DATA PROVIDED ▸
------------------------
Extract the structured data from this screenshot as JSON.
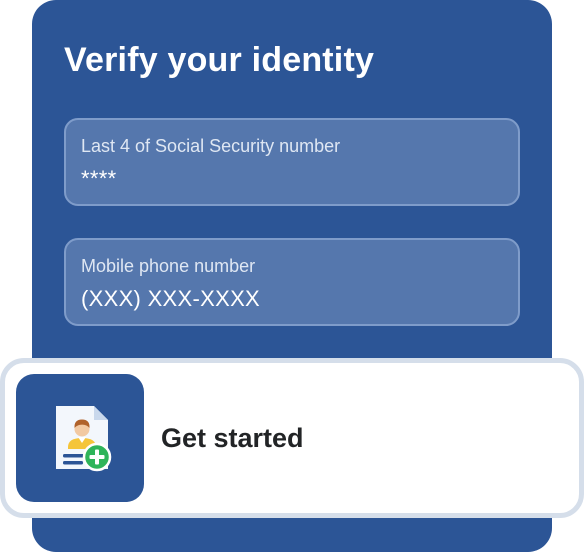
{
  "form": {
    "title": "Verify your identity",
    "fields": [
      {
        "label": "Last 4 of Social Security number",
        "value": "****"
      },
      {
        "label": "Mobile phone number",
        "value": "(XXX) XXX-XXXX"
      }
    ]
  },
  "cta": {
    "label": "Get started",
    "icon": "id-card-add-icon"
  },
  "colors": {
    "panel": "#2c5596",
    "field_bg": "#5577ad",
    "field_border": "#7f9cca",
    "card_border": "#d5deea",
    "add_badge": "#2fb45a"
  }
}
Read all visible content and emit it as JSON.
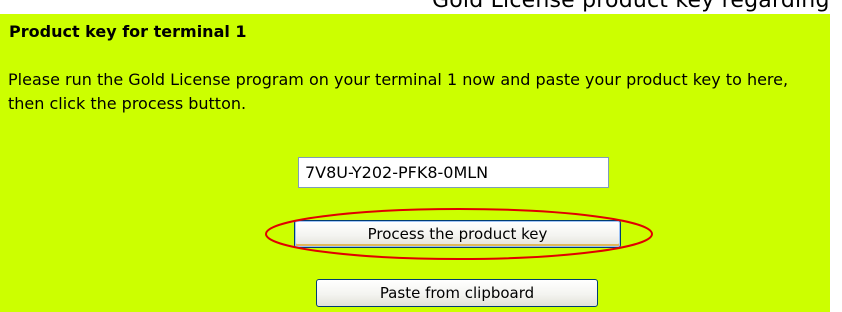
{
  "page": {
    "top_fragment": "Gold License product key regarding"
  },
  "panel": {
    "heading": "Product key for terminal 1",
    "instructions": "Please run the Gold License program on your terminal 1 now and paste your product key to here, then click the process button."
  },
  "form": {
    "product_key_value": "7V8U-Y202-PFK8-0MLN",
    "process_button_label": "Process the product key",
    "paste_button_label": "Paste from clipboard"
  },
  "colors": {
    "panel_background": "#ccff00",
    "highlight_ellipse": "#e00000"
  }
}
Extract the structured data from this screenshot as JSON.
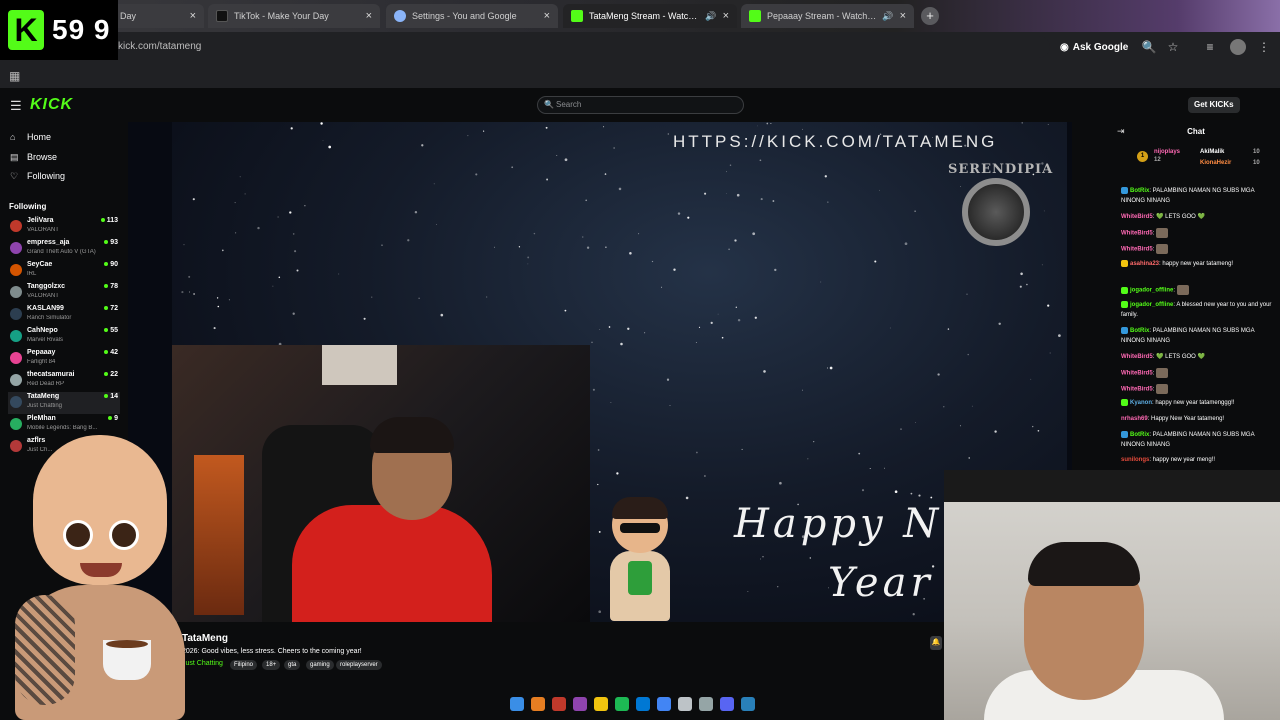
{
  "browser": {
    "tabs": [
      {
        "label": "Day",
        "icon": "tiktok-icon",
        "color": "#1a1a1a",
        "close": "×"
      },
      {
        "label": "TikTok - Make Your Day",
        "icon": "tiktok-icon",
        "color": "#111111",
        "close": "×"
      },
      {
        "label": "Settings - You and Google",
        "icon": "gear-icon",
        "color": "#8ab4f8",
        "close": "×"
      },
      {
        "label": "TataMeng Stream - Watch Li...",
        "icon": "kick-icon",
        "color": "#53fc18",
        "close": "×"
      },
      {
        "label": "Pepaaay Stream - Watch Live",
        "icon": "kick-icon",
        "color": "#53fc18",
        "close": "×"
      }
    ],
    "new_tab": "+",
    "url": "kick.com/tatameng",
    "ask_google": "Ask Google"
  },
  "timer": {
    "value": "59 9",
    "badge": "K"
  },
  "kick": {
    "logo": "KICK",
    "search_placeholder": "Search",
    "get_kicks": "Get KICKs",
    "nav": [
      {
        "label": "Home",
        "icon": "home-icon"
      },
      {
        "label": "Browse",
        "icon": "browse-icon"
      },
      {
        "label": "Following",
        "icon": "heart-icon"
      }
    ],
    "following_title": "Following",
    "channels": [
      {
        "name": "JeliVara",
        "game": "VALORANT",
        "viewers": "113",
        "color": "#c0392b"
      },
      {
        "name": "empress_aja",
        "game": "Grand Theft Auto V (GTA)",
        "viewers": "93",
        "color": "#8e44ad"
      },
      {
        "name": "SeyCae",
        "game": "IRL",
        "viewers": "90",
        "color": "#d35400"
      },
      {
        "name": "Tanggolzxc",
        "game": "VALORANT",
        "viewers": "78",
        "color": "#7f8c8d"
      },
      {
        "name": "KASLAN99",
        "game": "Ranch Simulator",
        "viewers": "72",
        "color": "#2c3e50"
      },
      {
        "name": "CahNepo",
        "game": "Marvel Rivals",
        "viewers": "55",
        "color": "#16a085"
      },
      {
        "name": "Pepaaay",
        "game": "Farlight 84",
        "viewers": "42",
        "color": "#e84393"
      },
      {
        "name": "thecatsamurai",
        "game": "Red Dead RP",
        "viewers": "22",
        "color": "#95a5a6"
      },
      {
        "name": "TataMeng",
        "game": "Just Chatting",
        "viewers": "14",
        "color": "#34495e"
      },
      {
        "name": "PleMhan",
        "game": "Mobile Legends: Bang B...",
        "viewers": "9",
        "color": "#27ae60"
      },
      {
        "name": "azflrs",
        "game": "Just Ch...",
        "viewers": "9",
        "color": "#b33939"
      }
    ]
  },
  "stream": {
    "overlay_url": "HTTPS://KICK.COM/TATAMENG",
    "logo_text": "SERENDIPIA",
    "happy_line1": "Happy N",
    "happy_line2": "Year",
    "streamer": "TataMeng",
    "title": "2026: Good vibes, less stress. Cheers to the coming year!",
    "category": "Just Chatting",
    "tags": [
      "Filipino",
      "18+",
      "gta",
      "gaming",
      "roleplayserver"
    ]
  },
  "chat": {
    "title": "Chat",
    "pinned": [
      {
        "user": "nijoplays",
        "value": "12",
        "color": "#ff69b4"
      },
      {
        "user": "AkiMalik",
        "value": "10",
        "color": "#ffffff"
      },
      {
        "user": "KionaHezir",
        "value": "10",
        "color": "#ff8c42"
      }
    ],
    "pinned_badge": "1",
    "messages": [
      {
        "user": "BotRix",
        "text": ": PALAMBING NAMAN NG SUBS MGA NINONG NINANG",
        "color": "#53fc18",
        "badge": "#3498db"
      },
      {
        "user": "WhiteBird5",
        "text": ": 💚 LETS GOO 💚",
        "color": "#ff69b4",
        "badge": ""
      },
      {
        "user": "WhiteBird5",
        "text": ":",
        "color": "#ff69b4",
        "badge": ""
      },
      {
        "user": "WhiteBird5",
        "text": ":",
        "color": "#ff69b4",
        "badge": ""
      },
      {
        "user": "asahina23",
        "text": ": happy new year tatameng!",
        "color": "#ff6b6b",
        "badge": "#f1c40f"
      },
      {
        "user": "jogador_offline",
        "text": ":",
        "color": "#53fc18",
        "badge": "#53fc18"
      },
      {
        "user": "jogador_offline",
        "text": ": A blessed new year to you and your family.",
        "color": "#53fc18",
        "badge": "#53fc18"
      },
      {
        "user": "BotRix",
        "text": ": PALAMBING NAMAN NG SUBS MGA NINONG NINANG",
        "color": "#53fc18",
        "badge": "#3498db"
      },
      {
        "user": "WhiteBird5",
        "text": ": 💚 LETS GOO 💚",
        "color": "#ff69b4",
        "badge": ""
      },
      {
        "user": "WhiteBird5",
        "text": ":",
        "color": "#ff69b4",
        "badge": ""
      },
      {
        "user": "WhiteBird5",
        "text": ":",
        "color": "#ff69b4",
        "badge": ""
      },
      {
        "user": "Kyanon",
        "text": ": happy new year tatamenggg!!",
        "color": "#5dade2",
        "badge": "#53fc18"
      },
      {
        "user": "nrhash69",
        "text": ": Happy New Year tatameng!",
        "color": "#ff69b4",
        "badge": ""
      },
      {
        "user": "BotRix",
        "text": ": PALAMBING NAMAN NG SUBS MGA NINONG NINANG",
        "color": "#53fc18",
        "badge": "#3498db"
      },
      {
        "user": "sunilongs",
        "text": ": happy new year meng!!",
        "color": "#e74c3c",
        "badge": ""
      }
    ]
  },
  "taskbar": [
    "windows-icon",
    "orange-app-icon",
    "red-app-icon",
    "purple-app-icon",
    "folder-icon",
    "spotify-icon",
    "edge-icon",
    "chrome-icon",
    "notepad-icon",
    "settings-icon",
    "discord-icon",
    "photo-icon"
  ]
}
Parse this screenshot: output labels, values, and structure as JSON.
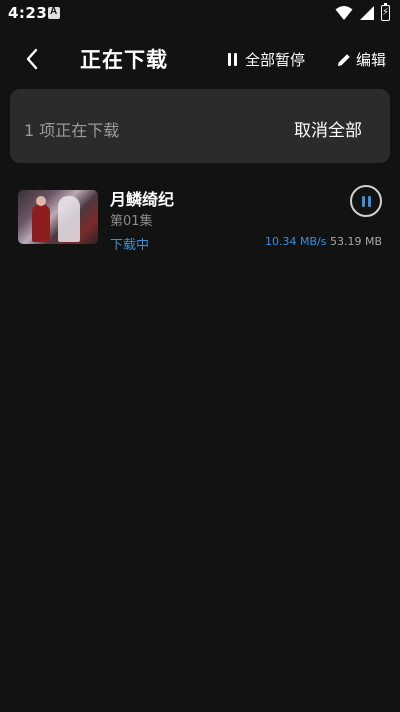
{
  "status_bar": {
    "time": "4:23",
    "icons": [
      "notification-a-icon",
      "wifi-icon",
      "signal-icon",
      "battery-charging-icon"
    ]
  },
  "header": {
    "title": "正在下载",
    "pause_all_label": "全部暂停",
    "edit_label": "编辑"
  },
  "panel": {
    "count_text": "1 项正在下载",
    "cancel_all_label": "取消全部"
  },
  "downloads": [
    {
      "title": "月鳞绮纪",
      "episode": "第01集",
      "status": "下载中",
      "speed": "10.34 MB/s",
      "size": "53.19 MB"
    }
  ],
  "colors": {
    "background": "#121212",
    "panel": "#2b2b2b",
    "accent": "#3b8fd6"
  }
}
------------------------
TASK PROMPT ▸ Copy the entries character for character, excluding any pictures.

EXPECTED ANSWER ▸
Extract the structured data from this screenshot as JSON.
{
  "form": {
    "title": "Verify your identity",
    "fields": [
      {
        "label": "Last 4 of Social Security number",
        "value": "****"
      },
      {
        "label": "Mobile phone number",
        "value": "(XXX) XXX-XXXX"
      }
    ]
  },
  "cta": {
    "label": "Get started",
    "icon": "id-card-add-icon"
  },
  "colors": {
    "panel": "#2c5596",
    "field_bg": "#5577ad",
    "field_border": "#7f9cca",
    "card_border": "#d5deea",
    "add_badge": "#2fb45a"
  }
}
Read all visible content and emit it as JSON.
{
  "page": {
    "top_fragment": "Gold License product key regarding"
  },
  "panel": {
    "heading": "Product key for terminal 1",
    "instructions": "Please run the Gold License program on your terminal 1 now and paste your product key to here, then click the process button."
  },
  "form": {
    "product_key_value": "7V8U-Y202-PFK8-0MLN",
    "process_button_label": "Process the product key",
    "paste_button_label": "Paste from clipboard"
  },
  "colors": {
    "panel_background": "#ccff00",
    "highlight_ellipse": "#e00000"
  }
}
Extract the structured data from this screenshot as JSON.
{
  "browser": {
    "tabs": [
      {
        "label": "Day",
        "icon": "tiktok-icon",
        "color": "#1a1a1a",
        "close": "×"
      },
      {
        "label": "TikTok - Make Your Day",
        "icon": "tiktok-icon",
        "color": "#111111",
        "close": "×"
      },
      {
        "label": "Settings - You and Google",
        "icon": "gear-icon",
        "color": "#8ab4f8",
        "close": "×"
      },
      {
        "label": "TataMeng Stream - Watch Li...",
        "icon": "kick-icon",
        "color": "#53fc18",
        "close": "×"
      },
      {
        "label": "Pepaaay Stream - Watch Live",
        "icon": "kick-icon",
        "color": "#53fc18",
        "close": "×"
      }
    ],
    "new_tab": "+",
    "url": "kick.com/tatameng",
    "ask_google": "Ask Google"
  },
  "timer": {
    "value": "59 9",
    "badge": "K"
  },
  "kick": {
    "logo": "KICK",
    "search_placeholder": "Search",
    "get_kicks": "Get KICKs",
    "nav": [
      {
        "label": "Home",
        "icon": "home-icon"
      },
      {
        "label": "Browse",
        "icon": "browse-icon"
      },
      {
        "label": "Following",
        "icon": "heart-icon"
      }
    ],
    "following_title": "Following",
    "channels": [
      {
        "name": "JeliVara",
        "game": "VALORANT",
        "viewers": "113",
        "color": "#c0392b"
      },
      {
        "name": "empress_aja",
        "game": "Grand Theft Auto V (GTA)",
        "viewers": "93",
        "color": "#8e44ad"
      },
      {
        "name": "SeyCae",
        "game": "IRL",
        "viewers": "90",
        "color": "#d35400"
      },
      {
        "name": "Tanggolzxc",
        "game": "VALORANT",
        "viewers": "78",
        "color": "#7f8c8d"
      },
      {
        "name": "KASLAN99",
        "game": "Ranch Simulator",
        "viewers": "72",
        "color": "#2c3e50"
      },
      {
        "name": "CahNepo",
        "game": "Marvel Rivals",
        "viewers": "55",
        "color": "#16a085"
      },
      {
        "name": "Pepaaay",
        "game": "Farlight 84",
        "viewers": "42",
        "color": "#e84393"
      },
      {
        "name": "thecatsamurai",
        "game": "Red Dead RP",
        "viewers": "22",
        "color": "#95a5a6"
      },
      {
        "name": "TataMeng",
        "game": "Just Chatting",
        "viewers": "14",
        "color": "#34495e"
      },
      {
        "name": "PleMhan",
        "game": "Mobile Legends: Bang B...",
        "viewers": "9",
        "color": "#27ae60"
      },
      {
        "name": "azflrs",
        "game": "Just Ch...",
        "viewers": "9",
        "color": "#b33939"
      }
    ]
  },
  "stream": {
    "overlay_url": "HTTPS://KICK.COM/TATAMENG",
    "logo_text": "SERENDIPIA",
    "happy_line1": "Happy N",
    "happy_line2": "Year",
    "streamer": "TataMeng",
    "title": "2026: Good vibes, less stress. Cheers to the coming year!",
    "category": "Just Chatting",
    "tags": [
      "Filipino",
      "18+",
      "gta",
      "gaming",
      "roleplayserver"
    ]
  },
  "chat": {
    "title": "Chat",
    "pinned": [
      {
        "user": "nijoplays",
        "value": "12",
        "color": "#ff69b4"
      },
      {
        "user": "AkiMalik",
        "value": "10",
        "color": "#ffffff"
      },
      {
        "user": "KionaHezir",
        "value": "10",
        "color": "#ff8c42"
      }
    ],
    "pinned_badge": "1",
    "messages": [
      {
        "user": "BotRix",
        "text": ": PALAMBING NAMAN NG SUBS MGA NINONG NINANG",
        "color": "#53fc18",
        "badge": "#3498db"
      },
      {
        "user": "WhiteBird5",
        "text": ": 💚 LETS GOO 💚",
        "color": "#ff69b4",
        "badge": ""
      },
      {
        "user": "WhiteBird5",
        "text": ":",
        "color": "#ff69b4",
        "badge": ""
      },
      {
        "user": "WhiteBird5",
        "text": ":",
        "color": "#ff69b4",
        "badge": ""
      },
      {
        "user": "asahina23",
        "text": ": happy new year tatameng!",
        "color": "#ff6b6b",
        "badge": "#f1c40f"
      },
      {
        "user": "jogador_offline",
        "text": ":",
        "color": "#53fc18",
        "badge": "#53fc18"
      },
      {
        "user": "jogador_offline",
        "text": ": A blessed new year to you and your family.",
        "color": "#53fc18",
        "badge": "#53fc18"
      },
      {
        "user": "BotRix",
        "text": ": PALAMBING NAMAN NG SUBS MGA NINONG NINANG",
        "color": "#53fc18",
        "badge": "#3498db"
      },
      {
        "user": "WhiteBird5",
        "text": ": 💚 LETS GOO 💚",
        "color": "#ff69b4",
        "badge": ""
      },
      {
        "user": "WhiteBird5",
        "text": ":",
        "color": "#ff69b4",
        "badge": ""
      },
      {
        "user": "WhiteBird5",
        "text": ":",
        "color": "#ff69b4",
        "badge": ""
      },
      {
        "user": "Kyanon",
        "text": ": happy new year tatamenggg!!",
        "color": "#5dade2",
        "badge": "#53fc18"
      },
      {
        "user": "nrhash69",
        "text": ": Happy New Year tatameng!",
        "color": "#ff69b4",
        "badge": ""
      },
      {
        "user": "BotRix",
        "text": ": PALAMBING NAMAN NG SUBS MGA NINONG NINANG",
        "color": "#53fc18",
        "badge": "#3498db"
      },
      {
        "user": "sunilongs",
        "text": ": happy new year meng!!",
        "color": "#e74c3c",
        "badge": ""
      }
    ]
  },
  "taskbar": [
    "windows-icon",
    "orange-app-icon",
    "red-app-icon",
    "purple-app-icon",
    "folder-icon",
    "spotify-icon",
    "edge-icon",
    "chrome-icon",
    "notepad-icon",
    "settings-icon",
    "discord-icon",
    "photo-icon"
  ]
}
Parse this screenshot: output labels, values, and structure as JSON.
{
  "status_bar": {
    "time": "4:23",
    "icons": [
      "notification-a-icon",
      "wifi-icon",
      "signal-icon",
      "battery-charging-icon"
    ]
  },
  "header": {
    "title": "正在下载",
    "pause_all_label": "全部暂停",
    "edit_label": "编辑"
  },
  "panel": {
    "count_text": "1 项正在下载",
    "cancel_all_label": "取消全部"
  },
  "downloads": [
    {
      "title": "月鳞绮纪",
      "episode": "第01集",
      "status": "下载中",
      "speed": "10.34 MB/s",
      "size": "53.19 MB"
    }
  ],
  "colors": {
    "background": "#121212",
    "panel": "#2b2b2b",
    "accent": "#3b8fd6"
  }
}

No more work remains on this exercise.